The shelter was established about five years ago, when Tucson residents noticed that migrants were just being dropped off at the local bus station by ICE (Immigration & Customs Enforcement) with just the clothes on their backs. CCS volunteers began providing migrants with food and water, sometimes clothing. Eventually, they established a safe shelter, where migrants could access not only food, a change of clothing, and hygiene services, but also medical consultations and legal assistance.
“The migrants are so exhausted when they arrive,” said Hershenow. “We immediately gave them water, fruit salad, soup and a COVID test upon arrival. After that, we provided them with access to a shower and then gave them a clean change of clothing, followed by replacing the shoelaces that ICE confiscated from them in detention.”
Hershenow and Jerome spent much of their time identifying health issues in migrants: diabetes, dehydration, pregnancy. In May, there was a flurry of babies born to asylum seekers. One traveler crossed the border with a one-day-old baby, born prematurely at 35 weeks, weighing 3.5 pounds. “She was exhausted,” Hershenow said of the new mother. “They all are when they arrive at the shelter.”
What’s happening at the border is distressing to both Hershenow and Jerome. “I feel like we’re complicit,” said Hershenow. “We’re separating families. We’re detaining older minors and releasing their families. Some will never be reunited. Some arrive wearing ankle bracelet monitors. There’s no rhyme or reason to how people arrive at the shelter, and in what condition. It’s not a transparent process.”

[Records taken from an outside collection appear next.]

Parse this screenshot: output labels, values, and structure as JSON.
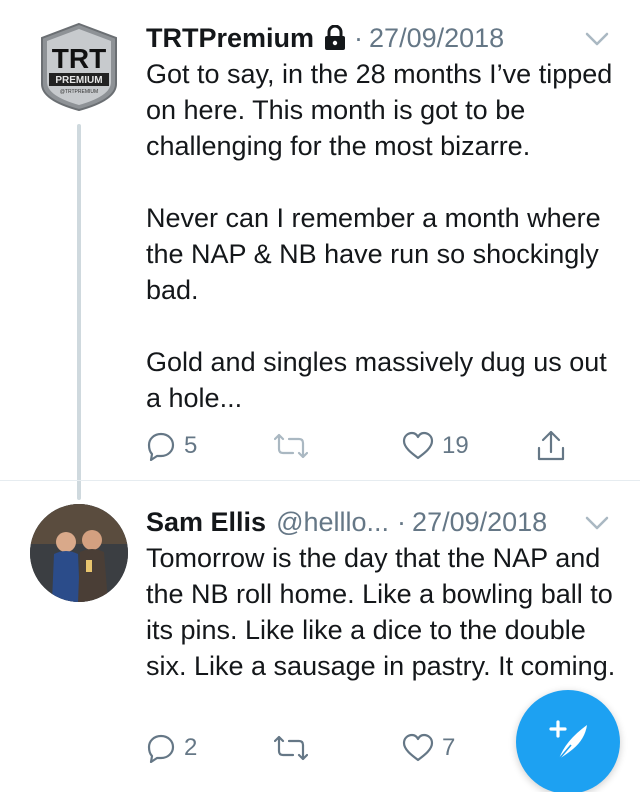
{
  "tweets": [
    {
      "name": "TRTPremium",
      "handle": "",
      "date": "27/09/2018",
      "protected": true,
      "avatar": {
        "logo_top": "TRT",
        "logo_bottom": "PREMIUM",
        "logo_small": "@TRTPREMIUM"
      },
      "paragraphs": [
        "Got to say, in the 28 months I’ve tipped on here. This month is got to be challenging for the most bizarre.",
        "Never can I remember a month where the NAP & NB have run so shockingly bad.",
        "Gold and singles massively dug us out a hole..."
      ],
      "replies": "5",
      "retweets": "",
      "likes": "19"
    },
    {
      "name": "Sam Ellis",
      "handle": "@helllo...",
      "date": "27/09/2018",
      "protected": false,
      "paragraphs": [
        "Tomorrow is the day that the NAP and the NB roll home. Like a bowling ball to its pins. Like like a dice to the double six. Like a sausage in pastry. It coming."
      ],
      "replies": "2",
      "retweets": "",
      "likes": "7"
    }
  ],
  "separator": "·",
  "colors": {
    "text": "#14171a",
    "secondary": "#657786",
    "accent": "#1da1f2",
    "thread": "#cfd9de"
  },
  "icons": [
    "lock-icon",
    "chevron-down-icon",
    "reply-icon",
    "retweet-icon",
    "like-icon",
    "share-icon",
    "compose-icon"
  ]
}
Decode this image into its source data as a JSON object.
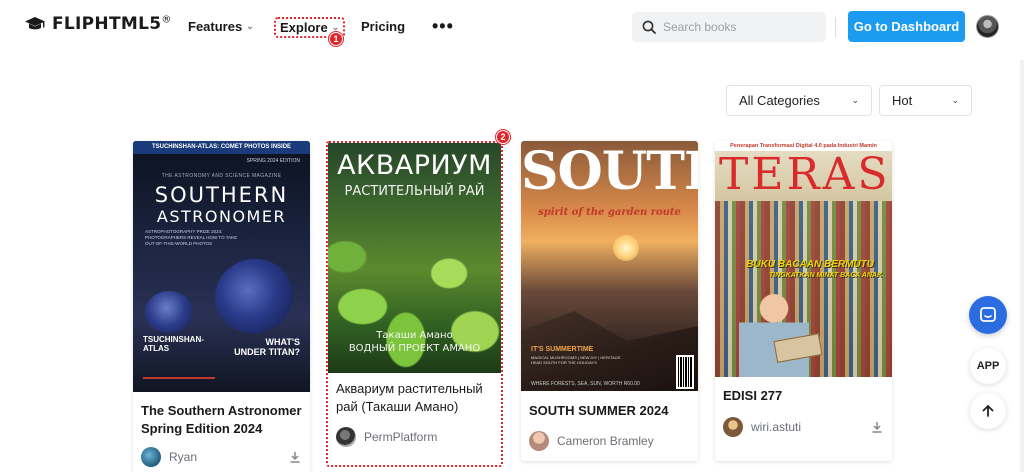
{
  "header": {
    "logo_text": "FLIPHTML5",
    "logo_reg": "®",
    "nav": {
      "features": "Features",
      "explore": "Explore",
      "pricing": "Pricing",
      "more": "•••"
    },
    "search_placeholder": "Search books",
    "dashboard_button": "Go to Dashboard"
  },
  "annotations": [
    "1",
    "2"
  ],
  "filters": {
    "category": "All Categories",
    "sort": "Hot"
  },
  "books": [
    {
      "title": "The Southern Astronomer Spring Edition 2024",
      "owner": "Ryan",
      "cover": {
        "top_banner": "TSUCHINSHAN-ATLAS: COMET PHOTOS INSIDE",
        "edition": "SPRING 2024 EDITION",
        "magazine": "THE ASTRONOMY AND SCIENCE MAGAZINE",
        "title_line1": "SOUTHERN",
        "title_line2": "ASTRONOMER",
        "blurb": "ASTROPHOTOGRAPHY PRIZE 2024: PHOTOGRAPHERS REVEAL HOW TO TAKE OUT-OF-THIS-WORLD PHOTOS",
        "left_head1": "TSUCHINSHAN-",
        "left_head2": "ATLAS",
        "right_head1": "WHAT'S",
        "right_head2": "UNDER TITAN?"
      }
    },
    {
      "title": "Аквариум растительный рай (Такаши Амано)",
      "owner": "PermPlatform",
      "cover": {
        "title_line1": "АКВАРИУМ",
        "title_line2": "РАСТИТЕЛЬНЫЙ РАЙ",
        "author1": "Такаши Амано",
        "author2": "ВОДНЫЙ ПРОЕКТ АМАНО"
      }
    },
    {
      "title": "SOUTH SUMMER 2024",
      "owner": "Cameron Bramley",
      "cover": {
        "title_line1": "SOUTH",
        "reg": "®",
        "tagline": "spirit of the garden route",
        "tag": "IT'S SUMMERTIME",
        "small1": "MAGICAL MUSHROOMS | NEW DIY | HERITAGE",
        "small2": "HEAD SOUTH FOR THE HOLIDAYS",
        "bottom": "WHERE FORESTS, SEA, SUN, WORTH R60.00"
      }
    },
    {
      "title": "EDISI 277",
      "owner": "wiri.astuti",
      "cover": {
        "top_banner": "Penerapan Transformasi Digital 4.0 pada Industri Mamin",
        "title_line1": "TERAS",
        "sub1": "BUKU BACAAN BERMUTU",
        "sub2": "TINGKATKAN MINAT BACA ANAK"
      }
    }
  ],
  "floating": {
    "app_label": "APP"
  },
  "colors": {
    "accent": "#1c9cf0",
    "annotation": "#e0262b",
    "chat": "#2b6ce0"
  }
}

“These migrants would rather be at home,” Jerome said. “They’re not planning extended vacations to the U.S. They fear for their lives if they remain in their home countries. They have no other options; they’re forced out. They’re so desperate that they are leaving everything behind and risking their lives, to seek asylum to the U.S.”
“The countries these migrants are trying to leave are in terrible shape,” Hershenow added. “There is widespread corruption, gang violence, and government officials who are linked to both. These people would rather remain at home, and one way [the U.S.] could facilitate this would be to somehow make their lives better at home, but we’re not doing that and they’re not safe in their home countries. So they leave everything to try to make a fresh start here.

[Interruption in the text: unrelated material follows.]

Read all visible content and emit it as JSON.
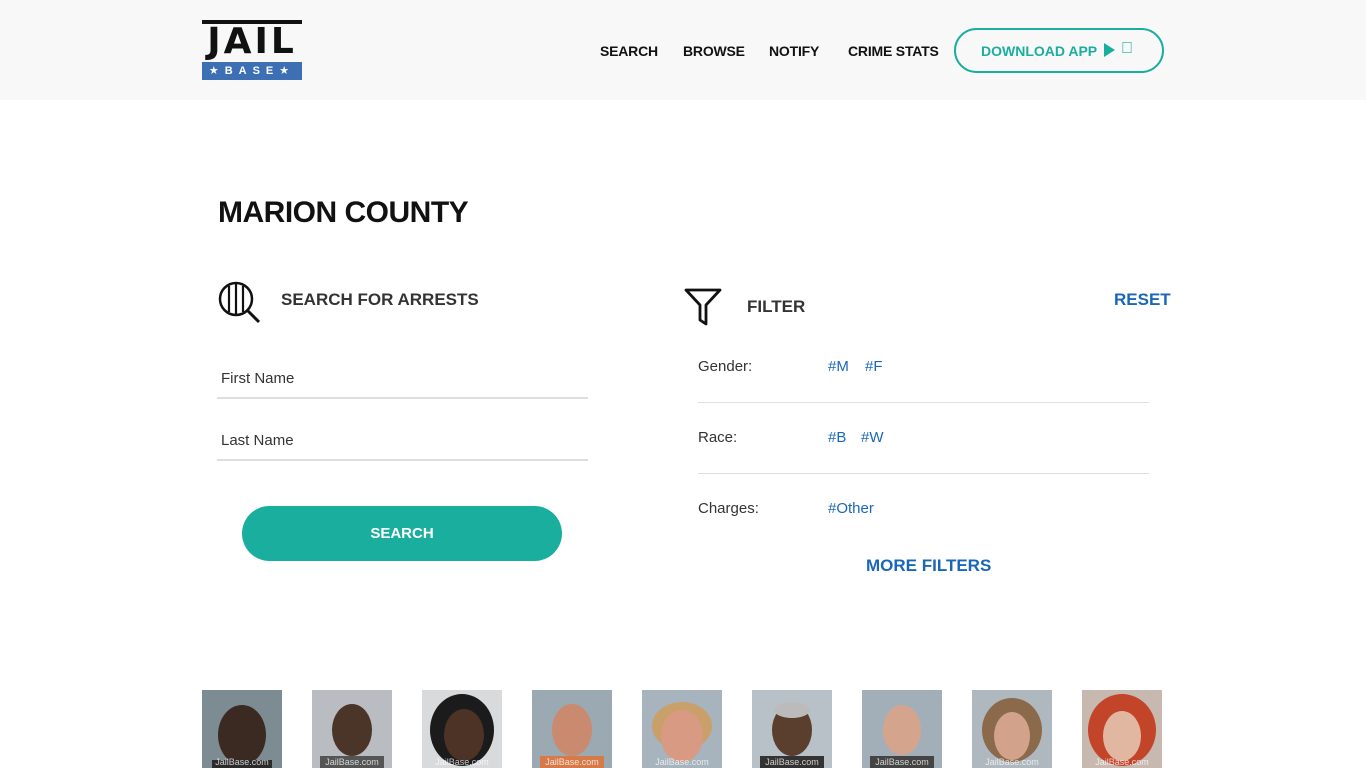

Helping where needed
Hershenow noted how inspired she was by Jerome’s work, not only at Casa Alitas but throughout the Okanogan region.
“I call her FN, for ‘Feral Nurse,’” Hershenow said of Jerome. “She shows up wherever she is needed and makes significant service contributions to Methow At Home, the Lookout Coalition, Guardian Angels, and health care services in the migrant communities of Brewster and Bridgeport.”
Jerome deflects the attention. She is a health care provider; she provides it to those in need, she said, and she was glad that Hershenow chose to join her at Casa Alitas. The time spent at the shelter was educational and meaningful to both nurses.
Across the U.S.-Mexico border, only 2% of those who venture north in unimaginably hostile environmental conditions and psychological circumstances will eventually get the chance to request asylum.
Of those, less than 1% gain access to an asylum hearing that might eventually lead to protection in the U.S. — a process that takes, on average, 2.5 years. The odds are dismal, but the potential peace of mind and sense of safety is still worth the risk for hundreds of thousands of migrants each year.
Despite the uncertainty, despite the danger, despite the wait, these people remain hopeful. And in the face of despair, volunteer nurses like Hershenow and Jerome are at the asylum shelter to provide some sense of relief. As Hershenow said, “We’re there to counteract the negative.”